As I mentioned in the last post, a person can stay at level three and bask in the success. But that’s called a “hollow three,” and in the end becomes a “dying three” because things that cease to grow, die.
If, however, you continue to grow, you will encounter what psychologists call “the dark night of the soul.”
When we realize that success is not all there is, and in fact when we realize that success for its own sake is deadly, we confront a dark night indeed. At this point, something happens, or we realize/recognize something that makes us question our very existence, our purpose in life, whether or not anything we have done and been retains any meaning.
It has been my privilege to know a number of really excellent Christians, and every one who has a continuing, vibrant ministry after decades pass has encountered this dark night, this crisis of faith and even of existence.
I have also seen a number of what I can only call failed Christians, many of the pastors, who, when they collided with this darkness ran away from it. As an example, one pastor I’ll call Theodore (not his real name) had some difficult questions about inspiration and the gift of prophecy as a young minister. But his wife told him– she told me this herself– that he should not pursue those questions, as they would only lead him to discouragement. She was probably correct. He turned away from those questions, and remained as he was.
Although he possessed many gifts that could have made him an excellent pastor, his ministry and his sermons always remained shallow. Having avoided the deep waters of his own questions, he could not lead others through those doubts. Indeed, he shied away from any such questions.
It is truly sad. I never think of him without thinking of the famous lines in Shakespeare’s Julius Caesar.
There is a tide in the affairs of men.
Which, taken at the flood, leads on to fortune;
Omitted, all the voyage of their life
Is bound in shallows and in miseries.
His wife wanted him not to take the risk, and he did not. He did not risk the voyage on the flood tide, and ever after his ministry was ‘bound in shallows.’
I remember a similar crossroads in my own life. I had just accepted a call to be principal of a multi-teacher school. Upon arrival there, and settling into the new position, I liked it. I liked it a lot. And I realized that if I would just mute my questioning, and not do anything that would make any waves, I could probably stay in that school until retirement.
At the same time, I realized that my creativity and energy as a teacher were two attributes that made me an excellent teacher (my supervisors were unanimous in their positive evaluation). But that creativity and energy could often put people off.
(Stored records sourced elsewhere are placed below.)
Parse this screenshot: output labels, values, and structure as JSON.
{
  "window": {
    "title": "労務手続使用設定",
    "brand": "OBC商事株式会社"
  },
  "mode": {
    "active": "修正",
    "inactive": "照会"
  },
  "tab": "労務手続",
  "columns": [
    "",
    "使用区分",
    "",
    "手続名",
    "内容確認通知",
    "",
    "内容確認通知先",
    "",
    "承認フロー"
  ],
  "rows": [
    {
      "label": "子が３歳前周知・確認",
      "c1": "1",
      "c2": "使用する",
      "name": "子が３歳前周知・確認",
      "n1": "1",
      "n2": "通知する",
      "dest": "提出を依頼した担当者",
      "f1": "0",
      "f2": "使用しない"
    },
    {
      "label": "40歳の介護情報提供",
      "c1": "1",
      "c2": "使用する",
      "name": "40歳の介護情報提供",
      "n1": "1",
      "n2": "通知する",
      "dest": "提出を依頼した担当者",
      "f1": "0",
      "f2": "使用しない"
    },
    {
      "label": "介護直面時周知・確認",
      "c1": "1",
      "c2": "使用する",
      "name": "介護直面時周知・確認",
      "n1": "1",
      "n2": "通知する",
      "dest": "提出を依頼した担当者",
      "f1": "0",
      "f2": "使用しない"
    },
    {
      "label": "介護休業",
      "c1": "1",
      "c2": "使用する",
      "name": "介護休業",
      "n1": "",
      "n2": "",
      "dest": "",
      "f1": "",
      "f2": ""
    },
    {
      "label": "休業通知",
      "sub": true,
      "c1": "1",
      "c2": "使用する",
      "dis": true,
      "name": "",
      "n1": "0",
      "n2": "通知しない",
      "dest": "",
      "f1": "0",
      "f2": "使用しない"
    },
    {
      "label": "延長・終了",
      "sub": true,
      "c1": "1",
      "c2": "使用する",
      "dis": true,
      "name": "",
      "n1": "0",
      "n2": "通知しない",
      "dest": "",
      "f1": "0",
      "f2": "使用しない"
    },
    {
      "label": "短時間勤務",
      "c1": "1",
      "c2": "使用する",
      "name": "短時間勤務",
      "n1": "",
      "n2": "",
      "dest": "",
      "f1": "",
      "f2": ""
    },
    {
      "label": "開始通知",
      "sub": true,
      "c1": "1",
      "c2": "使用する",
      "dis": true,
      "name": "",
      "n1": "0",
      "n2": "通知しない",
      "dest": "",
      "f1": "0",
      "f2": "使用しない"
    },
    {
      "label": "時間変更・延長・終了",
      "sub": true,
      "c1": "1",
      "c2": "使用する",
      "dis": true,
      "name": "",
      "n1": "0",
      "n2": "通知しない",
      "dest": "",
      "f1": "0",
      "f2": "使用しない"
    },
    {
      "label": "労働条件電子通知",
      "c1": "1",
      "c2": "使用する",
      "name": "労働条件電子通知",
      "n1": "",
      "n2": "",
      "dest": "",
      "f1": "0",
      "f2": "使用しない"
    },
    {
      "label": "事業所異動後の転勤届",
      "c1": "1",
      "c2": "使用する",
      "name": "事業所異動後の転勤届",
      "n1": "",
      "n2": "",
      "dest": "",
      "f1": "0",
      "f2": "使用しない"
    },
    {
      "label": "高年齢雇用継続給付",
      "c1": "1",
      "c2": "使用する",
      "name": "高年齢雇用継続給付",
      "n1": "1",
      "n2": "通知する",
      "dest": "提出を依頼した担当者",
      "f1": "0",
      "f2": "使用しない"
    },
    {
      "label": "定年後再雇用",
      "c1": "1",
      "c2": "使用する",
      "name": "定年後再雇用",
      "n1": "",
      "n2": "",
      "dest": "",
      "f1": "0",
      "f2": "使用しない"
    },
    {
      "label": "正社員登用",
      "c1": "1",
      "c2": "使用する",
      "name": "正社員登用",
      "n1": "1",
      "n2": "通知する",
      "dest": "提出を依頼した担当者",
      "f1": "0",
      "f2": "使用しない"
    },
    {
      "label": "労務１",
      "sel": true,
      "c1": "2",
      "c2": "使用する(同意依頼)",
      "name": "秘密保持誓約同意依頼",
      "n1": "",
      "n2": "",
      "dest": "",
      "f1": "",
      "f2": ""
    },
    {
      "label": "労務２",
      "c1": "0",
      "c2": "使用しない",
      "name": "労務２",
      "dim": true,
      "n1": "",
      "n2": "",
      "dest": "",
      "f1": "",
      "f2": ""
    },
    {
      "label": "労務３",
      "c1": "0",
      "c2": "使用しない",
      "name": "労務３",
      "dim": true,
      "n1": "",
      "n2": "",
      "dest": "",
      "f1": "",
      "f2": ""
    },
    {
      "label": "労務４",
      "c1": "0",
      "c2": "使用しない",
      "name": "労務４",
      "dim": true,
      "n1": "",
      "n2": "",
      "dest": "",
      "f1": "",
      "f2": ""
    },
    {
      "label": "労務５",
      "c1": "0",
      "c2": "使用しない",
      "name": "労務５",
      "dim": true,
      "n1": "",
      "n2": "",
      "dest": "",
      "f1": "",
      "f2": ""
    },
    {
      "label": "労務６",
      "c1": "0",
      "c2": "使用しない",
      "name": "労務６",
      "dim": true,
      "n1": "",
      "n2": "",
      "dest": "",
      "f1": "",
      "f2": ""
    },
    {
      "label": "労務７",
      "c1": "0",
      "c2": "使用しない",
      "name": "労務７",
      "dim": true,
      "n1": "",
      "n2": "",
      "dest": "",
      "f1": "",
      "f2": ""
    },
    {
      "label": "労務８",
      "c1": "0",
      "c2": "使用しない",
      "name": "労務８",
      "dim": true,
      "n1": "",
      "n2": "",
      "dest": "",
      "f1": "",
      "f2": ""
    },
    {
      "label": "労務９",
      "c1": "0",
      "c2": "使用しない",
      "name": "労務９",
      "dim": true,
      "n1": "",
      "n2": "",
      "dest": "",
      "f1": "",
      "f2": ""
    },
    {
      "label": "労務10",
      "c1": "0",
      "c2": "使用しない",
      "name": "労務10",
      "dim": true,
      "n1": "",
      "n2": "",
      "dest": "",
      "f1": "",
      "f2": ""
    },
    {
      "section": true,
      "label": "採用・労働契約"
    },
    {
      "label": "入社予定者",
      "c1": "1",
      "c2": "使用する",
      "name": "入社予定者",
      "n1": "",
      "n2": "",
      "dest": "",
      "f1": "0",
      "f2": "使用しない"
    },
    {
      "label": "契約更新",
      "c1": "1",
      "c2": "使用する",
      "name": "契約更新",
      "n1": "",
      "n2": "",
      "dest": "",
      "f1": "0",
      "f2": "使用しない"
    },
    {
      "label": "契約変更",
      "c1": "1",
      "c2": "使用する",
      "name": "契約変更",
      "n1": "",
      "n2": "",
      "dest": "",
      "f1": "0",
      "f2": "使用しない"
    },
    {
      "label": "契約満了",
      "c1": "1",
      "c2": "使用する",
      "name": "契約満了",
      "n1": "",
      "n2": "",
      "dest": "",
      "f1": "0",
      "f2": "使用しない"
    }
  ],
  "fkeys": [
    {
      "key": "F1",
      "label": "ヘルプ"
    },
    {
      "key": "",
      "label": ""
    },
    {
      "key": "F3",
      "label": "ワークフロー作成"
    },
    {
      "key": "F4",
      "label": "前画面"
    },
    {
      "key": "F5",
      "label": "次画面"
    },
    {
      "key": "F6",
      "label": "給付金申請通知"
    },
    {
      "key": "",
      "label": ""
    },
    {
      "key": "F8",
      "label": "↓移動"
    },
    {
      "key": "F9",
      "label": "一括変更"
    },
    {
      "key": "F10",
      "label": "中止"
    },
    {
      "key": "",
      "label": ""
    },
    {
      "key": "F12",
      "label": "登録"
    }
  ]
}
I knew my wife would prefer a quiet life, no controversy, no more moving, just ‘go along to get along.’ And one evening as we were shopping in a teacher’s supply store, I had just about resolved to do what it took. Damp down the creative fires, be more conventional, not do anything out of the ordinary.
And there, in the store, I saw a poster of a square-rigged sailing ship at anchor, the ship and land mainly a dark silhouette, the water mirroring a brilliant sunset. And on the poster, these words by John Shedd. “A ship in a harbor is safe. But that is not what ships are made for.”
The moment I saw that poster remains frozen in memory. I realized that I had been seeking to anchor in a safe harbor. But deep within my soul, I knew that was not what I was made for.
Since that day, some 35 years ago, my wife and I have weathered many rough seas together. And although there was a time when she hated that poster — she had her own dark night — today we both agree that, had I taken the easy, secure path, we would have lost much.
Everyone is tempted to avoid the dark night. Everyone wants to remain safely anchored in the haven of “Success.” But that is not what we are made for. To grow is to move beyond success, to face the dark night and heavy seas, and to find there deeper meaning in our lives.